A rotating fibrous bed bioreactor (RFBB) was used to immobilize Rhizopus oryzae and to control fungal morphology during fermentation, which resulted in improved mixing, oxygen transfer, and L(+)-lactic acid production from glucose and starch as compared to free cell fermentations in conventional stirred tank bioreactors. Our previous study showed that oxygen was one critical factor affecting lactic acid production by R. oryzae. Lack of oxygen resulted in low lactic acid production because of the pathway shunted to ethanol production and eventually led to loss in fungal activity and cell death. In this work, it was found that maintaining a high level of dissolved oxygen (DO) in the RFBB did not improve lactic acid production, whereas increasing oxygen transfer rate led to an increase in lactic acid productivity. Ethanol production was found although a high oxygen transfer rate in the fermentation medium was maintained, indicating an anoxic condition occurring in the biofilm on the rotating fibrous matrix. This finding was consistent with estimation from an oxygen diffusion model, which could explain the occurrence of oxygen starvation in the overgrown biofilm attached on the fibrous matrix. Controlling the thickness of biofilm on the fibrous matrix to prevent oxygen diffusion limitation could be achieved by shaving off the fungal hyphae at the outer region or limiting the concentration of nitrogen source in the medium. The tensile strength of fungal mycelia plays roles in controlling shaving mechanism. Shaving occurs only when the shear stress is higher than the mycelial tensile strength and the shaving rate is proportional to the specific energy dissipation rate, which is in turn affected by the rotational speed of the fibrous matrix. Besides mechanical hyphal shaving-off, the growth and metabolic pathway of immobilized R. oryzae on the fibrous matrix also could be controlled by manipulating the medium composition. Nitrogen is the key composition controlling fungal growth and activity.
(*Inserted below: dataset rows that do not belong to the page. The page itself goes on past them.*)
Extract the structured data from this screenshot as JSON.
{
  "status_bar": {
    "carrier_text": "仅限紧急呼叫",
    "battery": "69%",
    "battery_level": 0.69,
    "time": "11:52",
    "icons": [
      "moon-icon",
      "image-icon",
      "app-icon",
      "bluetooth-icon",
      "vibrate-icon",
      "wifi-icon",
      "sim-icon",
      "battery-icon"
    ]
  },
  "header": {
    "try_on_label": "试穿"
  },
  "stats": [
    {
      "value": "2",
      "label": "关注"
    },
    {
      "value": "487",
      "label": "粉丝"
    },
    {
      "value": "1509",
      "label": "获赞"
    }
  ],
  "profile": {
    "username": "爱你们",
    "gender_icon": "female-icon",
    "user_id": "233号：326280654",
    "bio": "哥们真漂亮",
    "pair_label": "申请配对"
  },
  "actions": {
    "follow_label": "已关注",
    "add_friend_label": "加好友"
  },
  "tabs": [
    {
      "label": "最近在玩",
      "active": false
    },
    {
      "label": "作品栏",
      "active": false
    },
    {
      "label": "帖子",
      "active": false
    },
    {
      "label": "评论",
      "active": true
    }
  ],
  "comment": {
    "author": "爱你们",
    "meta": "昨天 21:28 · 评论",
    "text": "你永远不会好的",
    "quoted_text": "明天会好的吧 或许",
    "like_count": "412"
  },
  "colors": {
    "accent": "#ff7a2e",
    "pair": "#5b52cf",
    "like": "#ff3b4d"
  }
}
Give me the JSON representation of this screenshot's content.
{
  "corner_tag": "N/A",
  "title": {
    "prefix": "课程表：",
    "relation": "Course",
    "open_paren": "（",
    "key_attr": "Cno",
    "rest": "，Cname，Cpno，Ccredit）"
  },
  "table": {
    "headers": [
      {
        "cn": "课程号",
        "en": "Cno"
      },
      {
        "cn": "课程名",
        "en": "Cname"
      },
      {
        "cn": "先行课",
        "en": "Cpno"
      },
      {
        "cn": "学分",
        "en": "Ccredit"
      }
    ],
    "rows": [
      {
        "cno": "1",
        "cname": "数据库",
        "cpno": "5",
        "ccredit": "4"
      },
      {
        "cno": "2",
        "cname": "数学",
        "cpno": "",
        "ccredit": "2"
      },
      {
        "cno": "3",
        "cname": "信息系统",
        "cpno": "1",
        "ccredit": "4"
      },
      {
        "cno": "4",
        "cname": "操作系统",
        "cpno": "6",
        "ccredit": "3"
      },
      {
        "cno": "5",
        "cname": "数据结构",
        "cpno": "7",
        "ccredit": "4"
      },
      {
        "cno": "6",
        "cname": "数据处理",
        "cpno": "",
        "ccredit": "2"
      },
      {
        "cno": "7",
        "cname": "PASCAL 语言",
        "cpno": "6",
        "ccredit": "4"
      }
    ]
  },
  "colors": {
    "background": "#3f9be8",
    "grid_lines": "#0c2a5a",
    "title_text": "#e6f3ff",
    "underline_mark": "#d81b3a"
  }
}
To limit growth and maintain fungal activity in the production phase, fermentations with various urea concentrations were studied. The effect of urea concentration on fungal cell growth and lactic acid production was determined.